"There was about a six-month gap as they were switching over (to a Chinese manufacturer)," Riddle said. "They're playing catch-up."
The same could be said of the New London port itself. But, after a few tough years following the U.S. financial crisis of 2007-08, the port is getting its groove back, according to Logistec officials who last year decided to end their operations in New Haven and consolidate all of their Connecticut activities to New London.
Shipping activity in New London, Logistec's U.S. headquarters, doubled between 2011 and 2012, according to figures released earlier this year. And Frank Vannelli, New London-based senior vice president of Logistec, said this year will nearly match 2012.
"There's a lot of activity here," he said.
The Parandowski tied up to State Pier on Sunday but had to wait till 8 a.m. Monday before stevedores arrived for an eight-hour shift. Unlike larger ports, New London keeps a contingent of only seven full-time employees and must send out a call for extra hands on the few days a month that a cargo ship arrives.
"We cross our fingers that we get enough guys," Riddle said. "However many show up, we have to make it work."
Riddle said the key is minimizing delays, and he praised the dedicated workers in New London for their efficiency and attention to detail.
"We don't work hard; we work smart," he said.
Stevedore Sam Blackburn, who helped land the coils on the pier and detached them from the crane, said the port has a good safety record. In fact, every shift starts with a safety reminder to coach workers on how to avoid the potential dangers associated with hauling tons of material.
"If you get hurt down here, there's no Band-Aid," Blackburn smiled.
Blackburn said he is hoping that the port picks up next year. New London used to be a significant import stop for the lumber industry as well as an active place for copper off-loads, but both of these markets have dried up in recent years as the building industry imploded.
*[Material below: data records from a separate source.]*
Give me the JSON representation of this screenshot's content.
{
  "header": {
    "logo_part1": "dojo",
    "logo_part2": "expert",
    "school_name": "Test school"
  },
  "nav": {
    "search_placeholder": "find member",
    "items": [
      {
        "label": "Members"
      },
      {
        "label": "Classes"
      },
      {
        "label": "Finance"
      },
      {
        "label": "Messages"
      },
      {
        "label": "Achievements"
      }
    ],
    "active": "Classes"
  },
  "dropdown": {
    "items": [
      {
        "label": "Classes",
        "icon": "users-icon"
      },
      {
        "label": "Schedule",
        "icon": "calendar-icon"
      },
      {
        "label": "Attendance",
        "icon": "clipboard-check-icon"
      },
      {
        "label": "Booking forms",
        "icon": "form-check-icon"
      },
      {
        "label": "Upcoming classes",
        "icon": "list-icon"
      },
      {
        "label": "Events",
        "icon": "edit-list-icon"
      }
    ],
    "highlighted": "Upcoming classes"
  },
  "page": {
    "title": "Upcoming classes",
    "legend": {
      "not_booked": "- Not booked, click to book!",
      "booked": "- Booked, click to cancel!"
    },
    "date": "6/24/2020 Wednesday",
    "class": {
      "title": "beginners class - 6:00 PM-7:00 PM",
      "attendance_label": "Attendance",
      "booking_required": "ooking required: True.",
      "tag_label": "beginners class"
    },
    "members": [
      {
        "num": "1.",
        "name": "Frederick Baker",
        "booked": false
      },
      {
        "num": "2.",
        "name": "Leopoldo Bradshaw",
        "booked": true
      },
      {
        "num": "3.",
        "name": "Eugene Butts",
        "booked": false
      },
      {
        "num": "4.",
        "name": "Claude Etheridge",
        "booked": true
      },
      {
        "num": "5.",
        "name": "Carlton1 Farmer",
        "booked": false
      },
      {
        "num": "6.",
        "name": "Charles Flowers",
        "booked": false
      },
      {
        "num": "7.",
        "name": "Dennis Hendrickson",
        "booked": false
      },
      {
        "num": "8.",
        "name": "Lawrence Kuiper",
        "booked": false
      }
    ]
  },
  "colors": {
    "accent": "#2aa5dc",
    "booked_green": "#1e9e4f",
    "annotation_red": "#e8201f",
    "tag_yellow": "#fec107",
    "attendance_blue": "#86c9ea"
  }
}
A surveyor, Reza Sayadi, said his main responsibility at the port is to inspect the condition of the cargo and make a full report to Logistec about how smoothly each offloading operation has gone. Other surveyors represent the shipping company and the receivers of products.
Sayadi said he was pleasantly surprised by the condition of the cargo, considering its long route through the Suez Canal and a host of ports, including Houston, New Orleans and all the way up the East Coast. The ship was first loaded in August.
"This cargo looks fine," Sayadi said. "These are very well packaged."
Bearing Chinese lettering, the packaged coils will be bound for processing plants throughout New England and as far south as Pennsylvania. Manufacturers could turn the thin steel pieces into components for products ranging from automobiles to washing machines.
The 40-acre State Pier property contains 100,000 square feet of warehouse space where material generally sits for no more than two months before being hauled away by truckers plying Northeast routes. About three-quarters of the material is preordered, while the rest is stored on site while awaiting a buyer.
Logistec, whose three-year lease on State Pier expires in January 2016, makes its money mainly from the offloading process and warehousing fees. Company official Frank Vanelli said Logistec would like to make a commitment to New London for the long haul by signing a 10-year lease - which could motivate the company to make more investments in the pier - but the state has been more inclined to offer short-term deals.
Earlier this year, the state Bond Commission voted to fund $5.8 million in State Pier improvements that could create more opportunity in the next few years for larger ships and a greater variety of cargo in New London.
"For what we're handling, it's ideal," Riddle said. "It's an easy port of call."